Segment Start: Data for this exercise
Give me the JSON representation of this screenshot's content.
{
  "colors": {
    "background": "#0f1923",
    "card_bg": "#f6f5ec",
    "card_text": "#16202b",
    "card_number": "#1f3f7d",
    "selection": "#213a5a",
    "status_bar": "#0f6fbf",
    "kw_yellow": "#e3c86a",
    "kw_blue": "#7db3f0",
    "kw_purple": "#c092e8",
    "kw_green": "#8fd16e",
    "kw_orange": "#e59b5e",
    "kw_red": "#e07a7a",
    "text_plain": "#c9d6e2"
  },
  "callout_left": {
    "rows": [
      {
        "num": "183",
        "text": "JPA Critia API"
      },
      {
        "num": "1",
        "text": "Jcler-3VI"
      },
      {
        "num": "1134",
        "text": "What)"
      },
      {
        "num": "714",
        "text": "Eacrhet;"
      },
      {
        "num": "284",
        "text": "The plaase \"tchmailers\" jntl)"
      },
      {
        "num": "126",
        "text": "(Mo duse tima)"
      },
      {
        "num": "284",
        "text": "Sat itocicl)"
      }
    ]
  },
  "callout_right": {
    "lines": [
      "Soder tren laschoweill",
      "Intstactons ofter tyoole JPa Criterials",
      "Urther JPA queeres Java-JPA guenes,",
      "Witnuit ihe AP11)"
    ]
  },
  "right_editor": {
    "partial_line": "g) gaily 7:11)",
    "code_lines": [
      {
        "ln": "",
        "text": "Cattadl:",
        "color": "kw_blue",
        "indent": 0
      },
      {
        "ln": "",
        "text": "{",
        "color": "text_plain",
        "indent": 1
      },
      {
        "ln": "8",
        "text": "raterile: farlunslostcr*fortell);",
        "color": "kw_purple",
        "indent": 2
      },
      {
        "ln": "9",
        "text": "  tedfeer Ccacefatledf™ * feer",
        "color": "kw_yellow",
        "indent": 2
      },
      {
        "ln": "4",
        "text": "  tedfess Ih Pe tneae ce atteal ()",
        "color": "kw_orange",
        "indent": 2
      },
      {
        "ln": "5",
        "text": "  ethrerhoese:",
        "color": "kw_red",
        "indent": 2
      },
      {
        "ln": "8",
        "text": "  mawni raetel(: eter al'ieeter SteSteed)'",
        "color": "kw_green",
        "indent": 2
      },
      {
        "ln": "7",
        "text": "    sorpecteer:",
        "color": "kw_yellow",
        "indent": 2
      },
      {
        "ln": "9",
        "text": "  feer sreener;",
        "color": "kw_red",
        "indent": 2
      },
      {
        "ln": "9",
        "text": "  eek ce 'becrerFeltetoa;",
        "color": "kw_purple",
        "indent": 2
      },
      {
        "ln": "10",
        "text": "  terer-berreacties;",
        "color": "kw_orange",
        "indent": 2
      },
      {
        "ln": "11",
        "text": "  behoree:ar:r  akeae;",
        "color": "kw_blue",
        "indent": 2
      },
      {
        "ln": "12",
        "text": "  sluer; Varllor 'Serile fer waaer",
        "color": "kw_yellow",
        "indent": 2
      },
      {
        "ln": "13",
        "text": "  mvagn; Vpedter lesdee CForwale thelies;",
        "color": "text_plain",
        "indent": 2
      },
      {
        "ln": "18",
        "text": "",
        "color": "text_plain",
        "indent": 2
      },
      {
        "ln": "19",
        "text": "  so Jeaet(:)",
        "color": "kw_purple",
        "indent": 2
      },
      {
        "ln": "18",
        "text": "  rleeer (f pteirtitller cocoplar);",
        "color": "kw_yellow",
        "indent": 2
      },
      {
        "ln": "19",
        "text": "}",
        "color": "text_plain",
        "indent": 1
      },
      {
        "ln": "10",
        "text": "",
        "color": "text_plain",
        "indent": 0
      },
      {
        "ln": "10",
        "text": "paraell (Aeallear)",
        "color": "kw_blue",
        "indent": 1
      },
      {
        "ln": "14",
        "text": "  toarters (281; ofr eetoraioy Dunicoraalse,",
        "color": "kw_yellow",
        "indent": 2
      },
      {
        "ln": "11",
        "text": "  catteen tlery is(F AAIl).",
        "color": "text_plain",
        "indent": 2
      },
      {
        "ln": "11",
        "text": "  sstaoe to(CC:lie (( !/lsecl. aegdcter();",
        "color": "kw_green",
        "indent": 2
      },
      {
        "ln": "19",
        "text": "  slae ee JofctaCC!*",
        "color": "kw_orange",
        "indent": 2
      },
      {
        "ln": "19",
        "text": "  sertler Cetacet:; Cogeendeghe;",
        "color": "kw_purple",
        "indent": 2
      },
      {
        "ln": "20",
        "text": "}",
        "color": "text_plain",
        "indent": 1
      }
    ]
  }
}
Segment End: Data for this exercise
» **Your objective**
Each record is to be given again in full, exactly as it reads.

» **Problem solution**
Give me the JSON representation of this screenshot's content.
{
  "colors": {
    "background": "#0f1923",
    "card_bg": "#f6f5ec",
    "card_text": "#16202b",
    "card_number": "#1f3f7d",
    "selection": "#213a5a",
    "status_bar": "#0f6fbf",
    "kw_yellow": "#e3c86a",
    "kw_blue": "#7db3f0",
    "kw_purple": "#c092e8",
    "kw_green": "#8fd16e",
    "kw_orange": "#e59b5e",
    "kw_red": "#e07a7a",
    "text_plain": "#c9d6e2"
  },
  "callout_left": {
    "rows": [
      {
        "num": "183",
        "text": "JPA Critia API"
      },
      {
        "num": "1",
        "text": "Jcler-3VI"
      },
      {
        "num": "1134",
        "text": "What)"
      },
      {
        "num": "714",
        "text": "Eacrhet;"
      },
      {
        "num": "284",
        "text": "The plaase \"tchmailers\" jntl)"
      },
      {
        "num": "126",
        "text": "(Mo duse tima)"
      },
      {
        "num": "284",
        "text": "Sat itocicl)"
      }
    ]
  },
  "callout_right": {
    "lines": [
      "Soder tren laschoweill",
      "Intstactons ofter tyoole JPa Criterials",
      "Urther JPA queeres Java-JPA guenes,",
      "Witnuit ihe AP11)"
    ]
  },
  "right_editor": {
    "partial_line": "g) gaily 7:11)",
    "code_lines": [
      {
        "ln": "",
        "text": "Cattadl:",
        "color": "kw_blue",
        "indent": 0
      },
      {
        "ln": "",
        "text": "{",
        "color": "text_plain",
        "indent": 1
      },
      {
        "ln": "8",
        "text": "raterile: farlunslostcr*fortell);",
        "color": "kw_purple",
        "indent": 2
      },
      {
        "ln": "9",
        "text": "  tedfeer Ccacefatledf™ * feer",
        "color": "kw_yellow",
        "indent": 2
      },
      {
        "ln": "4",
        "text": "  tedfess Ih Pe tneae ce atteal ()",
        "color": "kw_orange",
        "indent": 2
      },
      {
        "ln": "5",
        "text": "  ethrerhoese:",
        "color": "kw_red",
        "indent": 2
      },
      {
        "ln": "8",
        "text": "  mawni raetel(: eter al'ieeter SteSteed)'",
        "color": "kw_green",
        "indent": 2
      },
      {
        "ln": "7",
        "text": "    sorpecteer:",
        "color": "kw_yellow",
        "indent": 2
      },
      {
        "ln": "9",
        "text": "  feer sreener;",
        "color": "kw_red",
        "indent": 2
      },
      {
        "ln": "9",
        "text": "  eek ce 'becrerFeltetoa;",
        "color": "kw_purple",
        "indent": 2
      },
      {
        "ln": "10",
        "text": "  terer-berreacties;",
        "color": "kw_orange",
        "indent": 2
      },
      {
        "ln": "11",
        "text": "  behoree:ar:r  akeae;",
        "color": "kw_blue",
        "indent": 2
      },
      {
        "ln": "12",
        "text": "  sluer; Varllor 'Serile fer waaer",
        "color": "kw_yellow",
        "indent": 2
      },
      {
        "ln": "13",
        "text": "  mvagn; Vpedter lesdee CForwale thelies;",
        "color": "text_plain",
        "indent": 2
      },
      {
        "ln": "18",
        "text": "",
        "color": "text_plain",
        "indent": 2
      },
      {
        "ln": "19",
        "text": "  so Jeaet(:)",
        "color": "kw_purple",
        "indent": 2
      },
      {
        "ln": "18",
        "text": "  rleeer (f pteirtitller cocoplar);",
        "color": "kw_yellow",
        "indent": 2
      },
      {
        "ln": "19",
        "text": "}",
        "color": "text_plain",
        "indent": 1
      },
      {
        "ln": "10",
        "text": "",
        "color": "text_plain",
        "indent": 0
      },
      {
        "ln": "10",
        "text": "paraell (Aeallear)",
        "color": "kw_blue",
        "indent": 1
      },
      {
        "ln": "14",
        "text": "  toarters (281; ofr eetoraioy Dunicoraalse,",
        "color": "kw_yellow",
        "indent": 2
      },
      {
        "ln": "11",
        "text": "  catteen tlery is(F AAIl).",
        "color": "text_plain",
        "indent": 2
      },
      {
        "ln": "11",
        "text": "  sstaoe to(CC:lie (( !/lsecl. aegdcter();",
        "color": "kw_green",
        "indent": 2
      },
      {
        "ln": "19",
        "text": "  slae ee JofctaCC!*",
        "color": "kw_orange",
        "indent": 2
      },
      {
        "ln": "19",
        "text": "  sertler Cetacet:; Cogeendeghe;",
        "color": "kw_purple",
        "indent": 2
      },
      {
        "ln": "20",
        "text": "}",
        "color": "text_plain",
        "indent": 1
      }
    ]
  }
}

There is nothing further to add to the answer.